Kids had a wonderful time penning stories and making them come to life with their illustrations at the workshop held during the Lit for Life festival in New Delhi.

All of us love reading and listening to stories. But have you ever tried writing your own story? Do you know what goes into writing one? Recently Scholastic in association with The Hindu Lit for Life festival held a workshop titled Children of the Lamp, for kids to understand the nuances of story writing. The workshop held at the India Habitat Center, New Delhi, saw close to 40 students participate.

Anushka Ravishankar started the day by reading three pieces and the kids were asked if they sounded like stories. The children felt that the first was straightforward prose, the second was not interesting as the story did not have too much conflict but the third one was perfect as it had a distinct conflict.
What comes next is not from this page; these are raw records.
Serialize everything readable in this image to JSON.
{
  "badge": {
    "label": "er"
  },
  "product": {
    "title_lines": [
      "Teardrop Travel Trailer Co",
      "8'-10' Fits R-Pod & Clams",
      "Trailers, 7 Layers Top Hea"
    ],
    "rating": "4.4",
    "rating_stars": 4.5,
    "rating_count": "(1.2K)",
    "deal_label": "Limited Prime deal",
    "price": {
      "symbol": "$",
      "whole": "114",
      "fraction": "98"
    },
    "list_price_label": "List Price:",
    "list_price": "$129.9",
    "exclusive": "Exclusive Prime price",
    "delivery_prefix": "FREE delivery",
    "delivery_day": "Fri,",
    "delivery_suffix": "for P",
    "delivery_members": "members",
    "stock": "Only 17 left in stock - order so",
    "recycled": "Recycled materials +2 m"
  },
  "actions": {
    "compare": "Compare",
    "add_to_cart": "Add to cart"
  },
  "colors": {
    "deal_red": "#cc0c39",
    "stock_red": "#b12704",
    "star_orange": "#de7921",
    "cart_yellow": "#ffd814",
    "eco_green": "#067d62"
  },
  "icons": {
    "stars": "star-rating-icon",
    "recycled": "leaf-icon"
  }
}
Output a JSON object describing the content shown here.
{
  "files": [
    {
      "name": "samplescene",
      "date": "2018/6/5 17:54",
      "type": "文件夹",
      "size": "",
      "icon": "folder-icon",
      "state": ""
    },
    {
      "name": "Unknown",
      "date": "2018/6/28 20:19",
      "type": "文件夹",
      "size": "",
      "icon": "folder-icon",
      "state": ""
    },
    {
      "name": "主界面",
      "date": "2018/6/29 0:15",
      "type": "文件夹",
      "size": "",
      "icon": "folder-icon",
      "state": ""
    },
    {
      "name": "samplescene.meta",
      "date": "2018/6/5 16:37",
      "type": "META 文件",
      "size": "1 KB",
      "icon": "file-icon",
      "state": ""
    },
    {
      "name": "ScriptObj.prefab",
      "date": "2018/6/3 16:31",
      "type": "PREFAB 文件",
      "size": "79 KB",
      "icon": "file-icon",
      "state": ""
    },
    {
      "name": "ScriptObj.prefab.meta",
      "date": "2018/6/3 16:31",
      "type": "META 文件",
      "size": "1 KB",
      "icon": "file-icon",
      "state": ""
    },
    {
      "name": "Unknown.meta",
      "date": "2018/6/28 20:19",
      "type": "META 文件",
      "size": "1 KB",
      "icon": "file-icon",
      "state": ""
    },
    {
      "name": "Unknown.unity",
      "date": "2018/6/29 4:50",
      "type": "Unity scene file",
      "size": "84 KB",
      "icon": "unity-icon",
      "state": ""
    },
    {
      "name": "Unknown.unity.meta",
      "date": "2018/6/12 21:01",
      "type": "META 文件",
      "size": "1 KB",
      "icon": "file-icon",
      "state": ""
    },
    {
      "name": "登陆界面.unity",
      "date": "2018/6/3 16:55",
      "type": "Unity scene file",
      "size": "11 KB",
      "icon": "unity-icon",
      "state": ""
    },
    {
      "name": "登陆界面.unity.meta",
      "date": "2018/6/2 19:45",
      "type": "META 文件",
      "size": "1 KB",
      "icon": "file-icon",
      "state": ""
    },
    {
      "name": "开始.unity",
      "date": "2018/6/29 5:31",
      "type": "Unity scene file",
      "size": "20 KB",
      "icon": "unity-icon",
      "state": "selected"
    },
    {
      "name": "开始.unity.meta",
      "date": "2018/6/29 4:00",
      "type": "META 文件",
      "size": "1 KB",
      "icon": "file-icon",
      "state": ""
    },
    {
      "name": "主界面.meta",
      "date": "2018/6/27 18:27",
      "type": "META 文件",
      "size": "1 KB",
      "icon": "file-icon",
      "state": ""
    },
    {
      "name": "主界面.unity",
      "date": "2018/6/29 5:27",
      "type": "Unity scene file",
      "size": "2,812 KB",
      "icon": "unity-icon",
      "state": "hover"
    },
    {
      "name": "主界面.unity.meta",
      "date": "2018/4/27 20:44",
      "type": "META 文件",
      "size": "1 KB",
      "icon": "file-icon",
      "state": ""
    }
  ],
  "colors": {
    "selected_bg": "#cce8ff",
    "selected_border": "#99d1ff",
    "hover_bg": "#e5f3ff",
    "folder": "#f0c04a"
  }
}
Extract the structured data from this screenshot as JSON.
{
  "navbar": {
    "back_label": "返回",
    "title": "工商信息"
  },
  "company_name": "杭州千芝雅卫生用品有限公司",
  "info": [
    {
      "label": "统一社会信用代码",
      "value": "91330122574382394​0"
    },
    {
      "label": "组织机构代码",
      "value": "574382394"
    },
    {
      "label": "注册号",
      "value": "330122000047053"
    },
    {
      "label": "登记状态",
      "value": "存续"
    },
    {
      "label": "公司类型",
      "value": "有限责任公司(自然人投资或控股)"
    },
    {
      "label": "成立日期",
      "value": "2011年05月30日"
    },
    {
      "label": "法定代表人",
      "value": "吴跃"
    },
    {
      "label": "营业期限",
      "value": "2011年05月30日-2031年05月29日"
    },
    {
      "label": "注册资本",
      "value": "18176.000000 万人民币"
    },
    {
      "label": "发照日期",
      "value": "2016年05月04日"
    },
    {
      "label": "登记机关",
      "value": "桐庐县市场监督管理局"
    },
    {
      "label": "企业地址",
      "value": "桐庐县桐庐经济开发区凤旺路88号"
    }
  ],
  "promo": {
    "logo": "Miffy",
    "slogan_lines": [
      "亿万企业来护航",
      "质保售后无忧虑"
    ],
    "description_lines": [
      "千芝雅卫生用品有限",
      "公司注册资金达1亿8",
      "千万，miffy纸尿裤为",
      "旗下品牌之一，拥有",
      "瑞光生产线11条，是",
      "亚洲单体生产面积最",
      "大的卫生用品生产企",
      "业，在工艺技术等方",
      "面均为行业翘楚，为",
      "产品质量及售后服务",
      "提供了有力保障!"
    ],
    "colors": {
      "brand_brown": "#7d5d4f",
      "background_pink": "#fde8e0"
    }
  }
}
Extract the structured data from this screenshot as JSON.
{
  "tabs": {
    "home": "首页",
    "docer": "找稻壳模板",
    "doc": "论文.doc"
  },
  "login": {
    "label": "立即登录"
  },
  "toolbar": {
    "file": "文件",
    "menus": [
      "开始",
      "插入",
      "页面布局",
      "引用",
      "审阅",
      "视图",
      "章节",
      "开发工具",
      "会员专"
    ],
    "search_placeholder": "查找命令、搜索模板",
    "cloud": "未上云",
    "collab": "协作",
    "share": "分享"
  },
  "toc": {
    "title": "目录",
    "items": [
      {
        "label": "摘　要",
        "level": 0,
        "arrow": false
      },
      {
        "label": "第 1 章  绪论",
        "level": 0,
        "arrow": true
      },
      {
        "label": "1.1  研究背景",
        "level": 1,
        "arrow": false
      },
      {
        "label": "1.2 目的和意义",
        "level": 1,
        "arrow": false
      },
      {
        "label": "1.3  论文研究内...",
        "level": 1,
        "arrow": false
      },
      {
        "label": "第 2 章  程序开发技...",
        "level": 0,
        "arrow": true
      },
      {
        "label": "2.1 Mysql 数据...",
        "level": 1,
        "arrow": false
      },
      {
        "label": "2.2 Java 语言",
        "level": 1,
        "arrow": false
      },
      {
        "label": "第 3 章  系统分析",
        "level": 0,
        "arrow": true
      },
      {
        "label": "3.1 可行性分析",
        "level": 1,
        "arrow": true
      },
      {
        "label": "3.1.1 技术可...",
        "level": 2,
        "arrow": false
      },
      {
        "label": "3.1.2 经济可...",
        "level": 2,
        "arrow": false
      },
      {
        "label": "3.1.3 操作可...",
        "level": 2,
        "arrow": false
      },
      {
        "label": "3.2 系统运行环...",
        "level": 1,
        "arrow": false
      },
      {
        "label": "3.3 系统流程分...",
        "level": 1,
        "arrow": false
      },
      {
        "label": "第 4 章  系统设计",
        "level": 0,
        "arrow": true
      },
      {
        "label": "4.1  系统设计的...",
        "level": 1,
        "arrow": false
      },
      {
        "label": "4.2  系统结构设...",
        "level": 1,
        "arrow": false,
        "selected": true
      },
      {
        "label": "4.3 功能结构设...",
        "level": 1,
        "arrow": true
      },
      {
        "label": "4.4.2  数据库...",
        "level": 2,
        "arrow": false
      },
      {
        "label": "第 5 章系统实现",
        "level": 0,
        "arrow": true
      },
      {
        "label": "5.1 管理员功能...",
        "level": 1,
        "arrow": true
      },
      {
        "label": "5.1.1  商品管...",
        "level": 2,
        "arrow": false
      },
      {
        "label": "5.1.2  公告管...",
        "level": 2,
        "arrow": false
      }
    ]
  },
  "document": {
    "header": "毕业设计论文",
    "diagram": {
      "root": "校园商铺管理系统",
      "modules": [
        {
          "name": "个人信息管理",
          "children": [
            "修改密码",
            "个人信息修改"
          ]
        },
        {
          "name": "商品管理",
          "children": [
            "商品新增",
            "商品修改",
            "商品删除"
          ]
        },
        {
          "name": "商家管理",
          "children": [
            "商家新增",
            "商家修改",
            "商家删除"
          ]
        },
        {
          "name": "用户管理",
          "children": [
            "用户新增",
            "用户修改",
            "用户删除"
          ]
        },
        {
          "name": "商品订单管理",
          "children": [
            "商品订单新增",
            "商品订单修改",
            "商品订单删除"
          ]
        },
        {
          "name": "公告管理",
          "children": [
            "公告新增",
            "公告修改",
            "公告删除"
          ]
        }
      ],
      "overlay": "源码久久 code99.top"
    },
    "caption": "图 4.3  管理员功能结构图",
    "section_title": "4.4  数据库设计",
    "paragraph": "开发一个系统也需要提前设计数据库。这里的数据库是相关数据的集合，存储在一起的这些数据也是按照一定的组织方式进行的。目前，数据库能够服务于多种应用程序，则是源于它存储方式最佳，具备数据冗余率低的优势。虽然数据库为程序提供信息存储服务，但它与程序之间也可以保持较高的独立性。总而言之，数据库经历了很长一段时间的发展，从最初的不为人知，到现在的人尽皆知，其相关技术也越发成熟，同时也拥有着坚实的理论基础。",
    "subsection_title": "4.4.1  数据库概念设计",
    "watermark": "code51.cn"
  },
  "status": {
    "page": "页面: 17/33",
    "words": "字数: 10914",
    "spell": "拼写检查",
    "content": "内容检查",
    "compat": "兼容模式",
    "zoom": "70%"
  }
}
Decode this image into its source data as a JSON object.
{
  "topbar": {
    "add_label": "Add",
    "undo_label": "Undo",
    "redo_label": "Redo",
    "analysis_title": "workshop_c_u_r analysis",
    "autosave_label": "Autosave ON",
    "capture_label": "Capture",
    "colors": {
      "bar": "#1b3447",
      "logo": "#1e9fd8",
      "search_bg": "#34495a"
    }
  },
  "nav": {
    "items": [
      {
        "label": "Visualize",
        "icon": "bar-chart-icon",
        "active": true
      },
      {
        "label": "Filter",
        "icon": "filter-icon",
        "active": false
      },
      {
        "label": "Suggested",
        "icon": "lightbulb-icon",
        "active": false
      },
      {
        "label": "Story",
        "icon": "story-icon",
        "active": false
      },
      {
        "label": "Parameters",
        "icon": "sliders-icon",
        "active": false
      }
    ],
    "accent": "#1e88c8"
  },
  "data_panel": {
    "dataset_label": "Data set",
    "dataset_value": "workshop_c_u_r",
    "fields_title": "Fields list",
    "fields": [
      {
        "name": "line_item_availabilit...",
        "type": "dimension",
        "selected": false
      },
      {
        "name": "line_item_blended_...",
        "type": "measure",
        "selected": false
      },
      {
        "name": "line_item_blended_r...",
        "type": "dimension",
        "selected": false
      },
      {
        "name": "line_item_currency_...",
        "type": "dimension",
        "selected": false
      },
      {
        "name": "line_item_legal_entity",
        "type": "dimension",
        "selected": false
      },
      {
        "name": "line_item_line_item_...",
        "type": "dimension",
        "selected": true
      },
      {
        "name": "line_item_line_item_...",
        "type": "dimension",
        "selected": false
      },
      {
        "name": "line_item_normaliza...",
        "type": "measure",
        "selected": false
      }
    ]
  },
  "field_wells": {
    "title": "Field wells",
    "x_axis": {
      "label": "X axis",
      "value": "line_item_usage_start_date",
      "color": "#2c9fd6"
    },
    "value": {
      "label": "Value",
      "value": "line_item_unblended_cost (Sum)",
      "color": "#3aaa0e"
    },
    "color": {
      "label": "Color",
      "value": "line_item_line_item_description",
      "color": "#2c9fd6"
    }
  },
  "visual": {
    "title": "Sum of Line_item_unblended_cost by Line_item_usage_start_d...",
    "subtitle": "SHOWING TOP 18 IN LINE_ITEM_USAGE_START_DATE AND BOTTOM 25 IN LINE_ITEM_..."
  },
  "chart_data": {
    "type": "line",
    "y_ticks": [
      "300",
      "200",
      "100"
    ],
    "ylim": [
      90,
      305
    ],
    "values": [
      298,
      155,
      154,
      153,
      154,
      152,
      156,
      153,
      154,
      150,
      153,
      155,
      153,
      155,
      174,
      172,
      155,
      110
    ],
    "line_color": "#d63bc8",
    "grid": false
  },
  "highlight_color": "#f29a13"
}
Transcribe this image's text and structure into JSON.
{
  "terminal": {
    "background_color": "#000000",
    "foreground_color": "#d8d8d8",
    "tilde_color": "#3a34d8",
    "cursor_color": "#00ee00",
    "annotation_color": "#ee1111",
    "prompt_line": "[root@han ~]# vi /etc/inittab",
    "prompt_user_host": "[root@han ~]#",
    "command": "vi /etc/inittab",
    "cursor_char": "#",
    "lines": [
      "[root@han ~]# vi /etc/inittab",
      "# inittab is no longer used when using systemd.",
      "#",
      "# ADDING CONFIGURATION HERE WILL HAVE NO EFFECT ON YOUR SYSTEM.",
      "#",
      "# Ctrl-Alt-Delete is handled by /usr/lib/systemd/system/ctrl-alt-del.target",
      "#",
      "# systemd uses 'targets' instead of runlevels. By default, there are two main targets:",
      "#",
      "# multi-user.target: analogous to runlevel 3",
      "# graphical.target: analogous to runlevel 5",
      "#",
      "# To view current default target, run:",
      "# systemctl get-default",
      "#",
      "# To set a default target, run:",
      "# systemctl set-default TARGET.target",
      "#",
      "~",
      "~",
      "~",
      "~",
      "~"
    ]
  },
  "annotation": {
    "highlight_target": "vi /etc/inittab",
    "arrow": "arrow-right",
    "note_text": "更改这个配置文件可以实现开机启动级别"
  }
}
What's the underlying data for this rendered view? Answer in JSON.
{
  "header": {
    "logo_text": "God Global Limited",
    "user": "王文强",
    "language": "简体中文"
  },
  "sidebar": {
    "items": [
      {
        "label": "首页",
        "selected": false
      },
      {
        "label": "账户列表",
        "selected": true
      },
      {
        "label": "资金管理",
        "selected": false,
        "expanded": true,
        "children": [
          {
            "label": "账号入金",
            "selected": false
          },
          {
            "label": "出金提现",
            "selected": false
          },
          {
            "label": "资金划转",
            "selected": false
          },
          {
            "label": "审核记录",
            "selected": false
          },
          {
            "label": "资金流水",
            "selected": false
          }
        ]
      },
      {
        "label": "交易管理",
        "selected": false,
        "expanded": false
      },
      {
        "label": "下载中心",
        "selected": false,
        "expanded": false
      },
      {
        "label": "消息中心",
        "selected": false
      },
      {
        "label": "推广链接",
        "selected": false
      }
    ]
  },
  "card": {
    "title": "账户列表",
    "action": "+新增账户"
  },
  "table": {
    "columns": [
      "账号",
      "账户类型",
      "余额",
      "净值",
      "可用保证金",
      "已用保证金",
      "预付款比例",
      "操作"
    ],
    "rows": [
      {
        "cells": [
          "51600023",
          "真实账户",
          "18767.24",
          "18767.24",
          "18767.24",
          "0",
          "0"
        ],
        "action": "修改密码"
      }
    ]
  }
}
A problem or a conflict is much needed for a story, says Anushka. The centre of any plot is its conflict that characters solve. Second, what makes a story interesting are its characters. A character could be human, non-human and even a monster. A character should have special characteristics and the kids were asked to come up with one character. They were asked to describe who the character was, how it moves, special characteristics they would like to describe, what the character likes, dislikes and what it is afraid of.

Anushka also described how different stories have different characters who influence the story. For example if a character is afraid of the dark then darkness and light would be used to take the story forward. She used the example of “Finding Nemo” and how Nemo behaved the way he did because he had an over-protective father. So even the kind of adventures he had was because of his lack of confidence, his fears and his feelings.

Another important component of a story is setting and language. She emphasised how one should refrain from using “Once upon a time”, “one day” and instead use an action, description of a scene or dialogue to start a story. You should imagine a story in your head, she said.

They were asked to write out a setting, an object and one character. These slips of paper were then shuffled and passed around. Each participant was asked to write a story using the given slip. Though they were taken by surprise it encouraged them to think out of the box and have fun while making connections using non connected elements. It was easy and by lunch time students came up with well structured, funny and coherent stories integrating all elements taught to them.

DHRUV CHANDRA, III, The Shriram School, Delhi: I love writing so I wanted to take part in this workshop. They taught us to illustrate too. I wrote a story and liked it. We loved the lunch and snacks too.

JAI SURYAKADIYAN, II, Heritage School, Delhi: My mom saw it on a website and asked me if I wanted to be there. We drew and coloured. And we told a story

DEVANSHI DHAR, III, Tagore International School, Delhi: What was very different in this workshop is also the reason why I loved attending it. We were asked to imagine and that is what is needed for us to be creative. I not only made some friends but wrote a story and will keep at it from now on.

SANAYA DUTT, III, The Shriram School, Vasanth Vihar: I love taking part in workshops especially story writing ones, we learnt how to illustrate. I loved the fact that we got to learn so many new things besides the usual drawing and painting.

VANI, AASTHA and SAMHITHA said they loved writing stories. This was a good exercise for us as we got to know how to start writing a story, how to integrate conflict in a story to make it interesting and the technique of using problem and solution and fleshing out of characters. The most necessary elements needed to bind a plot into a story was taught to us and we are happy to be a part of this.

Draw your story

Here's what Atanu Roy, children's book illustrator, had to say: The workshop experience was tiring and chaotic but we all had a ball! The 40 kids were all high on energy and enthusiasm. The age group was mostly seven to ten years. The noise levels were phenomenal, and it was an exhilarating experience. We were trying to get the children to understand the process of writing and illustrating a children's book.

We got each of them to write a story, and then asked them to illustrate it. Some of them were of course too young to understand the process, but many of them grasped it immediately. I gave them pointers on illustrations, making some illustrations on the spot. Something like this takes time to explain and we of course had limited time. The kids were impatient to get to the colouring and painting and many of them finished the story and illustrations very quickly.

I drew cartoons and funny faces for them, something they really seemed to enjoy.